Posts from ‘Canada: Trademarks’
In Paul Cheung et al. v. Target Event Production Ltd. (2010 FCA 255), the Federal Court of Appeal (“FCA”) allowed in part an appeal made by Paul Cheung and Lions Communications Inc. (collectively “Lions”) and dismissed a cross-appeal made by Target from a decision rendered of the Federal Court (“FC”) (2010 FC 27). The FCA upheld the FC’s finding that Lions infringed Target’s copyright in certain documents and passed off its trade-marks contrary to s. 7(b) of the Trade-marks Act, and also held that there were no grounds for rejecting the FC’s findings with respect to the joint and several liability of Cheung. The FCA rejected Lions’ argument that Target had failed to fulfill the damage requirement set out in the test for the tort of passing off, holding that use of a trade-mark causing loss of control by the owner is sufficient to establish damage. In partially allowing the appeal, the Court amended the terms of the injunction issued by the FC and the form of costs granted. Continue Reading

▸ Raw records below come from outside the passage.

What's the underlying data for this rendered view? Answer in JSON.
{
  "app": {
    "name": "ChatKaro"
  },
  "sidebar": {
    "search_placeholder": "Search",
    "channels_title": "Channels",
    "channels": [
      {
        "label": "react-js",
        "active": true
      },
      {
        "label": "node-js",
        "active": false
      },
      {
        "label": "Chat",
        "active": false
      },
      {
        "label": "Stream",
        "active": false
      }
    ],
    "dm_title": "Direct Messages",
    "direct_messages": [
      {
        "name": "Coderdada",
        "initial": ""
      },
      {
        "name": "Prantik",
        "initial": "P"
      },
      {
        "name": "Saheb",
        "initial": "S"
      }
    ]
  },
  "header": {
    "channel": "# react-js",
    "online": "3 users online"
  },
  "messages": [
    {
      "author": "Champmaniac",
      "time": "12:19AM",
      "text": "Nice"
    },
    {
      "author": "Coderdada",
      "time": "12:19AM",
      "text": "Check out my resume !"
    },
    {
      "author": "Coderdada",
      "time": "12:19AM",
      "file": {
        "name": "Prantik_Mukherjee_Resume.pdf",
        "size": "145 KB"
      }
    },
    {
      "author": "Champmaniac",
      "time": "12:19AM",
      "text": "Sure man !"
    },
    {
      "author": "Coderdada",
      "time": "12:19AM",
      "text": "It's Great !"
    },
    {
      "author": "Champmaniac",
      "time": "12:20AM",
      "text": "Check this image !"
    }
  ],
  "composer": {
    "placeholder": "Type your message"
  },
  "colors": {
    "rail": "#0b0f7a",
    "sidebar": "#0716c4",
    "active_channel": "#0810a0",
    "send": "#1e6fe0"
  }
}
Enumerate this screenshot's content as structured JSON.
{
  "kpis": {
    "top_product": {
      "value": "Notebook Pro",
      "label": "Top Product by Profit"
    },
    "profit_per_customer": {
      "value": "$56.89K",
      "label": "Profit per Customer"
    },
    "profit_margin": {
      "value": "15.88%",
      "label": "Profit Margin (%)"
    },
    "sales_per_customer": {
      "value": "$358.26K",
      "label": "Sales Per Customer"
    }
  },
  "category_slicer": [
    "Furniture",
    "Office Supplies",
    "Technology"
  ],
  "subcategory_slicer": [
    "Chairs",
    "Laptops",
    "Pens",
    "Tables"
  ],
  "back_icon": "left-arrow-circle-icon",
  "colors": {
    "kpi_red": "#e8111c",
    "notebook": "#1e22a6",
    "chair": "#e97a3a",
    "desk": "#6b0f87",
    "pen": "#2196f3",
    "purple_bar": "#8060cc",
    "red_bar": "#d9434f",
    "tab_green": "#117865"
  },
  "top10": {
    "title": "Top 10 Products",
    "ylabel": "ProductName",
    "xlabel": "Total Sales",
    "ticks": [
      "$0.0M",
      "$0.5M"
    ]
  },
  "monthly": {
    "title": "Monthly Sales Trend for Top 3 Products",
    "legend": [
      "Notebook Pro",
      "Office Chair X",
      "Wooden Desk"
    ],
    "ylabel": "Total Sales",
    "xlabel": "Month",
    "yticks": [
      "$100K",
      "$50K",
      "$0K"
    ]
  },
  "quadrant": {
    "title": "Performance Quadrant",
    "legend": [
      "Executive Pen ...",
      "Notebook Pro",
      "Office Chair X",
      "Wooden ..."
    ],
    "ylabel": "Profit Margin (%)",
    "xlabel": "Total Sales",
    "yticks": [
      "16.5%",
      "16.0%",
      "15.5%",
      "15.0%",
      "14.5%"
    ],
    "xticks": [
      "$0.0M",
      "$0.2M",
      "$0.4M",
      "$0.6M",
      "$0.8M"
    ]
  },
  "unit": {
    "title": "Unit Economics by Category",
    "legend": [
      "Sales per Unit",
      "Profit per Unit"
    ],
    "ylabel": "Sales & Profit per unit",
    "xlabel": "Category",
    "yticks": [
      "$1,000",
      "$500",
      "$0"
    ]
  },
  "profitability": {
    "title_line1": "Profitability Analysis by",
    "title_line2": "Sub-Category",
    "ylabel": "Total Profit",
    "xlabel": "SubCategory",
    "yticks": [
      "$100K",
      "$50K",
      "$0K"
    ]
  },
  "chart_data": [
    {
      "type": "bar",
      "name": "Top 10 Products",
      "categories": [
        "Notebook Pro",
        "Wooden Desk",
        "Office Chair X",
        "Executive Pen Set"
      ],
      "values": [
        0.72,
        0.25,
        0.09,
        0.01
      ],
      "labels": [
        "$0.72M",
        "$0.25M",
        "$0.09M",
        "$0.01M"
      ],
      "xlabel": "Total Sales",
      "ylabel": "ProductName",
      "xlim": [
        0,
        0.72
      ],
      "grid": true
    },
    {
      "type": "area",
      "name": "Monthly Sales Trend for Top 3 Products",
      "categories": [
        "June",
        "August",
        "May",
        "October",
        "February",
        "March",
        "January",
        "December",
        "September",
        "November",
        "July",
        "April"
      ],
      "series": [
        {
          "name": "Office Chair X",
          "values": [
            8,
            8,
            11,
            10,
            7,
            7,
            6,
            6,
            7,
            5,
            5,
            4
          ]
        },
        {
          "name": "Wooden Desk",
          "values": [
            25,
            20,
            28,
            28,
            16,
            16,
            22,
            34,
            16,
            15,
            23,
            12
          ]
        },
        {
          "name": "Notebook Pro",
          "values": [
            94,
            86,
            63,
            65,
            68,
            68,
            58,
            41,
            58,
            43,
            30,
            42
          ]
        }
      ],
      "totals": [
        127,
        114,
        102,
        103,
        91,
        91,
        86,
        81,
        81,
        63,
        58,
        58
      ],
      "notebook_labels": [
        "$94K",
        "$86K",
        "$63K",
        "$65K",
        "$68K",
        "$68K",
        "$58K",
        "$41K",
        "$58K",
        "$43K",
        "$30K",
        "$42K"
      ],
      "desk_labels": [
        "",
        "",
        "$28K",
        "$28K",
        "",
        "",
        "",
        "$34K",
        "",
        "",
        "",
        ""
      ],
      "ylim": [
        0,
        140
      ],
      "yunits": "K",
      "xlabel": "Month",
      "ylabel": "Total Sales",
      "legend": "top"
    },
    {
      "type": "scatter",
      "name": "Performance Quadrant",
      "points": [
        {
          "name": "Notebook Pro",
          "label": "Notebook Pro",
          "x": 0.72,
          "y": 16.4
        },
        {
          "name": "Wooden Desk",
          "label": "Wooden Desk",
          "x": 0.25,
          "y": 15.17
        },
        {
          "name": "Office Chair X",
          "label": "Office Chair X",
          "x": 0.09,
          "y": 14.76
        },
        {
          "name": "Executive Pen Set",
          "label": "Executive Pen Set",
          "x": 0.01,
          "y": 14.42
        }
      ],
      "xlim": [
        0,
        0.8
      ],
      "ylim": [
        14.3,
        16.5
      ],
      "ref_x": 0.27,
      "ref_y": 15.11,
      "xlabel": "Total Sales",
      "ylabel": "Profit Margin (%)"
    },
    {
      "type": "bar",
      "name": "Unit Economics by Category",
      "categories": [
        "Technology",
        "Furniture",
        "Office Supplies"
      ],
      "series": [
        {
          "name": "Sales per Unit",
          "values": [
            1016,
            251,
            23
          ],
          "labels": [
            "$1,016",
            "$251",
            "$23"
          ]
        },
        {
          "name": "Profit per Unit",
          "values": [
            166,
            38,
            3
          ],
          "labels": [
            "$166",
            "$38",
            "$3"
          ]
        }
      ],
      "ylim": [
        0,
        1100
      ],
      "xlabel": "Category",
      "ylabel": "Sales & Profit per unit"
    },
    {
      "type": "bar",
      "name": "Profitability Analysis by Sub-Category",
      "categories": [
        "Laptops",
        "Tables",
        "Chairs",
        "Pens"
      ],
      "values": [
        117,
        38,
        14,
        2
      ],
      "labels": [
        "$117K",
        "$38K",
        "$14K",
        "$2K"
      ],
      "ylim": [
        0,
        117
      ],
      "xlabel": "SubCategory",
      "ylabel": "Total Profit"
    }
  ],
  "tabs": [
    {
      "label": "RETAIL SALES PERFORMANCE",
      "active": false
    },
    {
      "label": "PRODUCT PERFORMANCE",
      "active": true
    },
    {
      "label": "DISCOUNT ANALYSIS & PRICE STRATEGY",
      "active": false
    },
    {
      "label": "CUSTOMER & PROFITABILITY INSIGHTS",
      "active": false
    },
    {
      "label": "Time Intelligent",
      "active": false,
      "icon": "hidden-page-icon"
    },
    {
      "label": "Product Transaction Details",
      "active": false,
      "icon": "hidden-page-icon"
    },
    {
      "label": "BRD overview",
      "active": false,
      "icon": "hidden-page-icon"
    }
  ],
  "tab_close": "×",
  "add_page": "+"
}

In Worldwide Diamond Trademarks Limited v. Canadian Jewellers Association (2010 FC 309), the Federal Court of Canada (“FC”) dismissed an appeal under s. 56 of the Trade-marks Act (“the Act”) by Worldwide Diamond Trademarks Ltd. (“Applicant”) from a decision of the Registrar of Trade-marks (sitting as the Trade-marks Opposition Board) dismissing the Applicant’s three applications under s. 12(1)(b) of the Act for being clearly descriptive of their wares and services.
In April 2004, the Applicant applied to register three trade-marks (CANADIAN DIAMOND REPORT, CANADIAN DIAMOND CERTIFICATE, CANADIAN DIAMOND APPRAISAL) in association with diamonds, diamond certificates and diamond appraisals; diamond cloths, magnifying loops; point of purchase countertop displays; posters; and pens; and diamond appraisal services. The Applicant disclaimed exclusive use of virtually all descriptive words as well as the phrase “A diamond that is mined, cut, and polished in Canada” apart from the mark. In September 2005, the Canadian Jewellers Association (“Respondent”) opposed. The issue was whether the addition of certain key words to the descriptive phrases rendered the marks non-descriptive.
In Jose Cuervo S.A. de C.V. v. Bacardi and Company Limited (2010 FCA 248), the Federal Court of Appeal (“FCA”) upheld a decision (2009 FC 1166) of the Federal Court of Canada (“Federal Court”) without providing additional reasons, dismissing an appeal from a decision of the Registrar of Trade-Marks (“Registrar”) to expunge Jose Cuervo S.A. de C.V.’s (“Jose Cuervo”) trade-mark registration # 341,290 CASTILLO for non-use.
Jose Cuervo markets alcoholic beverages, including Castillo rum. Jose Cuervo owned Canadian trade-mark registration No. 341,290 for its CASTILLO trade-mark. Bacardi & Company Limited (“Bacardi”) requested the Registrar issue a notice under S. 45 of the Trade-marks Act, which provides for the expungement of marks not used during a three-year period immediately preceding notice from the Registrar unless the non-use is due to special circumstances. Continue Reading
In Scott Paper v. Georgia-Pacific Consumer Products LP (2010 FC 478), the Federal Court of Canada (FC) set aside a decision from the Trade-Marks Opposition Board (TMOB) and reinstated applicant Scott Paper’s trade-mark application covering a daisy flower square pattern design for use with bathroom tissue.
Scott Paper had appealed under section 56 of the Trade-marks Act (the Act) against respondent Georgia-Pacific’s opposition on the grounds of confusion under 12(1)(d) and subsection 6(5), lack of entitlement under subsection 16(3) to register a confusing mark and lack of distinctiveness over the respondent’s own mark. Continue Reading